**Task to complete:** Report each line from the records where the string "kiện" turns up.

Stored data
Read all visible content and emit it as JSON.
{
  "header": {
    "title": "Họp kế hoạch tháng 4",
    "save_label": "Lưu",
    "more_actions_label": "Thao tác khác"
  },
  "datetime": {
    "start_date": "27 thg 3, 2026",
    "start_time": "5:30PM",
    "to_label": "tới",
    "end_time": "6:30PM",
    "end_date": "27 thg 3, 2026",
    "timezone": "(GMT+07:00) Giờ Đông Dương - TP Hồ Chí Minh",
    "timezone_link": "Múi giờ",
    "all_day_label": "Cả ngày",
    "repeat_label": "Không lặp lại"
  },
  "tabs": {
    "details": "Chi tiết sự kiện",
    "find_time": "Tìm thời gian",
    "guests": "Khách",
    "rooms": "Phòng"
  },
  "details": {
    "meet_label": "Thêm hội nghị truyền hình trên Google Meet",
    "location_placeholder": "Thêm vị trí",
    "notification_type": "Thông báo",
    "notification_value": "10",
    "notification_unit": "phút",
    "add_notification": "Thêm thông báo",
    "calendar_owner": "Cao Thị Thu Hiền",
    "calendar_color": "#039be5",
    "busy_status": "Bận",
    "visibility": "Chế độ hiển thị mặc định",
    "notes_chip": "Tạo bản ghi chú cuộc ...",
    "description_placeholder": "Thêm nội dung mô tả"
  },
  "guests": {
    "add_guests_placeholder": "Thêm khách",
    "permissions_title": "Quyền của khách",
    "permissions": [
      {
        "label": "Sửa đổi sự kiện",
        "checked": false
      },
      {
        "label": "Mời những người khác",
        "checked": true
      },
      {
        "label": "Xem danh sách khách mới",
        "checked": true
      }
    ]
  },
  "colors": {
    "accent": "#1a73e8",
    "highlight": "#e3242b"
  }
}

**Response box:**
    "details": "Chi tiết sự kiện",
        "label": "Sửa đổi sự kiện",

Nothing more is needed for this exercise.